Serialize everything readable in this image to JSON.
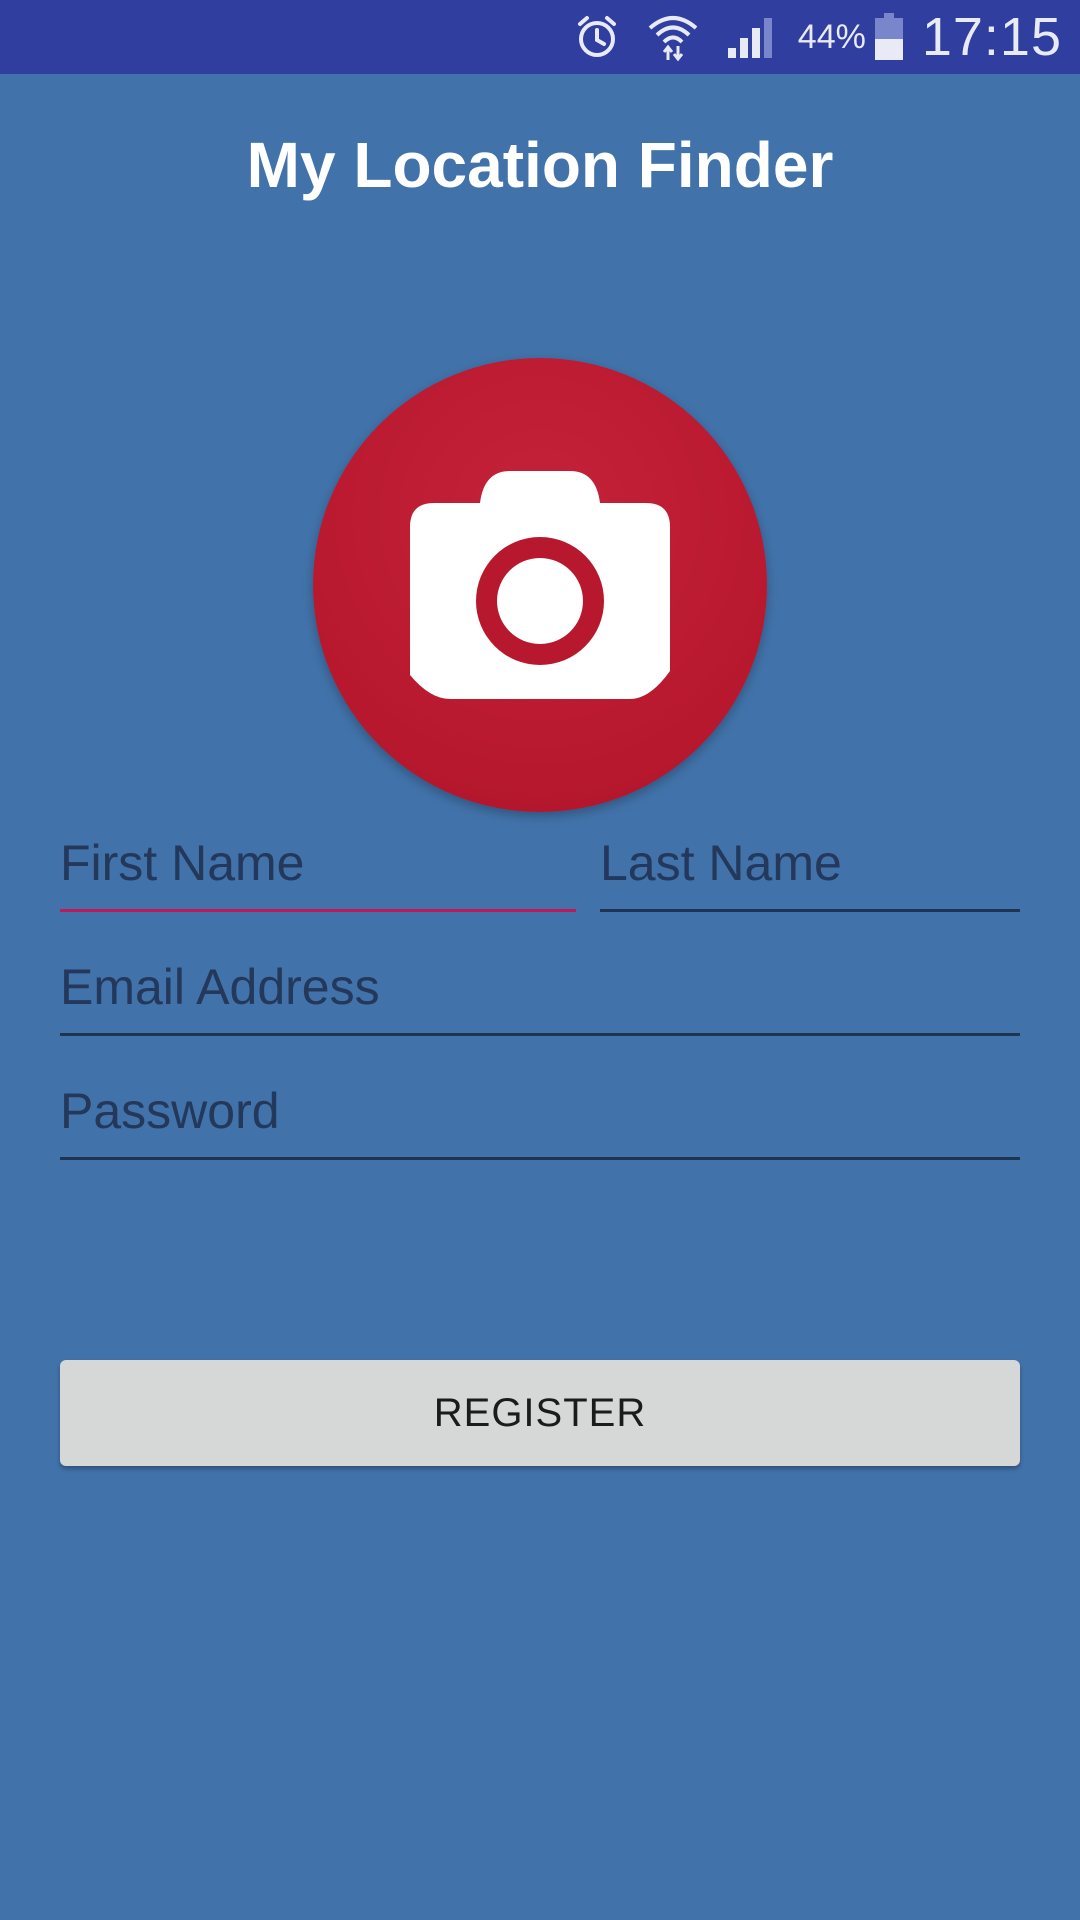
{
  "status_bar": {
    "battery_percent": "44%",
    "time": "17:15",
    "icons": [
      "alarm-icon",
      "wifi-icon",
      "signal-icon",
      "battery-icon"
    ]
  },
  "app": {
    "title": "My Location Finder"
  },
  "photo": {
    "icon": "camera-icon",
    "color": "#B8182E"
  },
  "form": {
    "first_name": {
      "placeholder": "First Name",
      "value": ""
    },
    "last_name": {
      "placeholder": "Last Name",
      "value": ""
    },
    "email": {
      "placeholder": "Email Address",
      "value": ""
    },
    "password": {
      "placeholder": "Password",
      "value": ""
    },
    "register_label": "REGISTER"
  },
  "colors": {
    "background": "#4172A9",
    "status_bar": "#303F9F",
    "focus_accent": "#C2185B"
  }
}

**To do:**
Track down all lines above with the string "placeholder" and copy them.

**Answer to the exercise:**
      "placeholder": "First Name",
      "placeholder": "Last Name",
      "placeholder": "Email Address",
      "placeholder": "Password",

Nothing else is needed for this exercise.